▶ [Task brief]: Each of the records that follow needs an exact reproduction.

--------------------

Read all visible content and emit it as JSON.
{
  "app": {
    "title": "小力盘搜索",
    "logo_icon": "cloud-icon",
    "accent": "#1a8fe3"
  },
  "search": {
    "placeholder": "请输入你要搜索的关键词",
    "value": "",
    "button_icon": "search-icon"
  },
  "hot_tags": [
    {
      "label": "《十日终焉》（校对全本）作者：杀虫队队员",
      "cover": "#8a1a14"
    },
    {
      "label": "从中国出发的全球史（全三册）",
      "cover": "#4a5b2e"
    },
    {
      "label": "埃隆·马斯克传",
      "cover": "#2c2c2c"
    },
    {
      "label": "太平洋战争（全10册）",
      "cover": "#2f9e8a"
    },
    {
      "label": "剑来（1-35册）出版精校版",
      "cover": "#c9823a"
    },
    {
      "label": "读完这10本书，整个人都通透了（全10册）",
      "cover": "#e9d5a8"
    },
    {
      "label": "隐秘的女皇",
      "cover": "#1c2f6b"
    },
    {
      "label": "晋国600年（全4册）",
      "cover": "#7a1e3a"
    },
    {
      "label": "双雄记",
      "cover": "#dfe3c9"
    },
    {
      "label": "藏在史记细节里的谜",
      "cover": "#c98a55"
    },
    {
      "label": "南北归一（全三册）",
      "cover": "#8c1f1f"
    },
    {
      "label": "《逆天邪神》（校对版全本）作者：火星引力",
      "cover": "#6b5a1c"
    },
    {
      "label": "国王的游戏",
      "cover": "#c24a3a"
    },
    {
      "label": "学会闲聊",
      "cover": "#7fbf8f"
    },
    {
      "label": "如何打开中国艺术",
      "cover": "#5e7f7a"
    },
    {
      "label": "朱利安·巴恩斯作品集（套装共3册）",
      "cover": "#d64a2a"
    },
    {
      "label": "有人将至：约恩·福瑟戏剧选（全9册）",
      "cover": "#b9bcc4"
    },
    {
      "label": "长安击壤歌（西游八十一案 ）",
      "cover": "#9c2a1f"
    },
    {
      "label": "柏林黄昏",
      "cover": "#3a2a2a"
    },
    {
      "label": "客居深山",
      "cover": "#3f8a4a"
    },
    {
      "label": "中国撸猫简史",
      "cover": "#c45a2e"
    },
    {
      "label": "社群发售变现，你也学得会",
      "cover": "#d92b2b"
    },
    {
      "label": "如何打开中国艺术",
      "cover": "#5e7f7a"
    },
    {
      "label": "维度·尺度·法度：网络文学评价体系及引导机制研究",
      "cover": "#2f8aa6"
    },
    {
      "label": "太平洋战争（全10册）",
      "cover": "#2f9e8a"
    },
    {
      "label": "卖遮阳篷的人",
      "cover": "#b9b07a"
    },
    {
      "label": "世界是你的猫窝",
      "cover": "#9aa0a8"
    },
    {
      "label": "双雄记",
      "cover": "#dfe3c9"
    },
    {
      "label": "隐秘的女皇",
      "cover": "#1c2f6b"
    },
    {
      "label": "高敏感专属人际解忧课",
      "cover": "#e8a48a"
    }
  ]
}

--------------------

▶ [Finished task]:
Read all visible content and emit it as JSON.
{
  "app": {
    "title": "小力盘搜索",
    "logo_icon": "cloud-icon",
    "accent": "#1a8fe3"
  },
  "search": {
    "placeholder": "请输入你要搜索的关键词",
    "value": "",
    "button_icon": "search-icon"
  },
  "hot_tags": [
    {
      "label": "《十日终焉》（校对全本）作者：杀虫队队员",
      "cover": "#8a1a14"
    },
    {
      "label": "从中国出发的全球史（全三册）",
      "cover": "#4a5b2e"
    },
    {
      "label": "埃隆·马斯克传",
      "cover": "#2c2c2c"
    },
    {
      "label": "太平洋战争（全10册）",
      "cover": "#2f9e8a"
    },
    {
      "label": "剑来（1-35册）出版精校版",
      "cover": "#c9823a"
    },
    {
      "label": "读完这10本书，整个人都通透了（全10册）",
      "cover": "#e9d5a8"
    },
    {
      "label": "隐秘的女皇",
      "cover": "#1c2f6b"
    },
    {
      "label": "晋国600年（全4册）",
      "cover": "#7a1e3a"
    },
    {
      "label": "双雄记",
      "cover": "#dfe3c9"
    },
    {
      "label": "藏在史记细节里的谜",
      "cover": "#c98a55"
    },
    {
      "label": "南北归一（全三册）",
      "cover": "#8c1f1f"
    },
    {
      "label": "《逆天邪神》（校对版全本）作者：火星引力",
      "cover": "#6b5a1c"
    },
    {
      "label": "国王的游戏",
      "cover": "#c24a3a"
    },
    {
      "label": "学会闲聊",
      "cover": "#7fbf8f"
    },
    {
      "label": "如何打开中国艺术",
      "cover": "#5e7f7a"
    },
    {
      "label": "朱利安·巴恩斯作品集（套装共3册）",
      "cover": "#d64a2a"
    },
    {
      "label": "有人将至：约恩·福瑟戏剧选（全9册）",
      "cover": "#b9bcc4"
    },
    {
      "label": "长安击壤歌（西游八十一案 ）",
      "cover": "#9c2a1f"
    },
    {
      "label": "柏林黄昏",
      "cover": "#3a2a2a"
    },
    {
      "label": "客居深山",
      "cover": "#3f8a4a"
    },
    {
      "label": "中国撸猫简史",
      "cover": "#c45a2e"
    },
    {
      "label": "社群发售变现，你也学得会",
      "cover": "#d92b2b"
    },
    {
      "label": "如何打开中国艺术",
      "cover": "#5e7f7a"
    },
    {
      "label": "维度·尺度·法度：网络文学评价体系及引导机制研究",
      "cover": "#2f8aa6"
    },
    {
      "label": "太平洋战争（全10册）",
      "cover": "#2f9e8a"
    },
    {
      "label": "卖遮阳篷的人",
      "cover": "#b9b07a"
    },
    {
      "label": "世界是你的猫窝",
      "cover": "#9aa0a8"
    },
    {
      "label": "双雄记",
      "cover": "#dfe3c9"
    },
    {
      "label": "隐秘的女皇",
      "cover": "#1c2f6b"
    },
    {
      "label": "高敏感专属人际解忧课",
      "cover": "#e8a48a"
    }
  ]
}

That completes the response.